Derek McNeill has been telling visual stories most of his life. The Seattlite first honed his eye working as a photographer in the US Air Force, then worked in advertising art direction and design. He now divides his time shooting his own documentary projects and stock footage. “After carrying around a camera kit for years, telling visual stories is second nature. It was a natural progression from shooting project for clients to shooting projects for myself.”
Derek’s recent documentary, The Road to Nickelsville, tells the story of a homeless encampment’s inhabitants, victims of Seattle’s economic boom.
His upcoming film Appleseeds features interviews with the elderly and “Seeks to discover if happiness is not a pursuit, but a decision we make and cultivate.”
Dissolve: Your models look very warm, natural, and relatable. How do you direct them?
I take the same approach to stock as I do with my documentary work. I use minimal gear, and build rapport by chatting and just hanging out. Models vary in their need for direction – I provide a framework or scenario, then let them be natural within that.
For shots involving devices like smartphones or iPads, I’ve started having them use apps that provoke genuine reactions.
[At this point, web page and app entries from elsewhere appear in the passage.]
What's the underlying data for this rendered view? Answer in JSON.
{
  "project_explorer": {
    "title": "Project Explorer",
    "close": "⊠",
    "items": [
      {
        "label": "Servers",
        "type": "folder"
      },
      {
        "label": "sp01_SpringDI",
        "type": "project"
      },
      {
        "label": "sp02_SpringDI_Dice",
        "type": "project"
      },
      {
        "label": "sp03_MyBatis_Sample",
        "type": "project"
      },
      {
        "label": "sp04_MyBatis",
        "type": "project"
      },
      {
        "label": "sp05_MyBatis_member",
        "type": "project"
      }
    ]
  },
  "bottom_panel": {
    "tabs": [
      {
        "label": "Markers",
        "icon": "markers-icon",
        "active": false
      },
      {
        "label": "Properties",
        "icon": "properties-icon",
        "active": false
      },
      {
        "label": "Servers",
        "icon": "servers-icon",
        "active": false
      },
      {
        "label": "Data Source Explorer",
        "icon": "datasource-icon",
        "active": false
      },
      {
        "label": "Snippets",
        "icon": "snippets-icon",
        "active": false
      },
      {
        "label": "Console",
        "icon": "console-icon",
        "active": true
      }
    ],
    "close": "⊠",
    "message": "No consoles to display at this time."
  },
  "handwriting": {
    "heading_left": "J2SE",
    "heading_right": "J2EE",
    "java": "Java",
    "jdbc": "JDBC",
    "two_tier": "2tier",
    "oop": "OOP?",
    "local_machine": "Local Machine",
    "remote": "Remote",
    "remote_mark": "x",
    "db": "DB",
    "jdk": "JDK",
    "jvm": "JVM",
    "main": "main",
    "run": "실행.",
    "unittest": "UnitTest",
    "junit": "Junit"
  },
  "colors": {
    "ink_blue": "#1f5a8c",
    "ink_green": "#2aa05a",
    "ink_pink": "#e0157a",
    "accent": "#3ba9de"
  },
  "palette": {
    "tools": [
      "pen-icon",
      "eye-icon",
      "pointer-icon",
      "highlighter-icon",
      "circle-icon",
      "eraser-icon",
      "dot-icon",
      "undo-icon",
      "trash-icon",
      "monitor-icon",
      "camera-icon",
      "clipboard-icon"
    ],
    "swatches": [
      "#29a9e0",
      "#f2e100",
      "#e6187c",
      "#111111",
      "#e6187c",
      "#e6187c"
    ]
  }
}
I have them shoot actual selfies; I encourage them to actually text friends.
Hand-held shot of a couple taking a selfie, and selfie from shoot
I’m always trying to find the best way to get genuine expressions. With my last shoot I tried a new thing. I would ask them questions, but told them to not answer with words, but pretend they’re mute and answer with expressions. I can get personal, so the reactions so far have been pretty good, even if it’s just them being embarrassed! – it’s still a genuine emotion.
For my technique, it’s all about the eyes. I ask the models not to wear patterns, and have clothes that are neutral in tone as possible. I want nothing to distract from their face and eyes, and the expression to be what draws the viewer in.
Dissolve: What are your most successful clips?
One or two people using devices with an obvious hand-held look seem to be selling the best. I generally shoot the kind of clips I was always seeking as an art director working in Seattle. Because of all the tech start-ups, and big companies like Microsoft, we always needed shots of people using devices in genuine way. The existing stock footage felt contrived and overly produced.
One clip, which is just a quiet portrait where I pull in on a woman with shallow depth of focus sells repeatedly. I’m fascinated with tattoos, and tend to use models with a lot of tattoo coverage. Something about watching exotic looking people doing ordinary, everyday things fascinates me.
Dissolve: What kind of gear do you use?
I use a Canon 5D Mark III, and a Lumix GH4 for slow motion. I recently tried a Blackmagic production 4K for handheld, but it proved too heavy. The Canon work far and away sells the best, so I’ll be moving to the 5D Mark IV for most of my future work.
For my docs, I’m looking to move to bigger/better like say, an Ursa mini or whatever, but for stock, the DSLRs are best for the intimate style that’s my little niche. I prefer macro lenses for shallow depth of field, and go back and forth between a 55 macro, a 50 and 100 macro.
As for post-production — I deliver my stock footage raw, but for my docs I like Red Giant’s Magic Bullet Suite. For post I use Film and Looks extensively in my documentary work. It’s great for shedding that “video look.” It’s incredibly powerful software, and I think an amazing dollar value for what you get.
Achieving the MMUUULLTTIIPPLLY effect in Adobe® After Effects™
In our latest showreel, we experimented with multiplying subjects moving together, or in sequence. As we explored this idea, we ran into a variety of common problems. From masking; separating out our subjects to multiply with clean lines and minimal background noise, to selecting our clips. We pushed our Motion Designer, Petr, to the edge […] Read more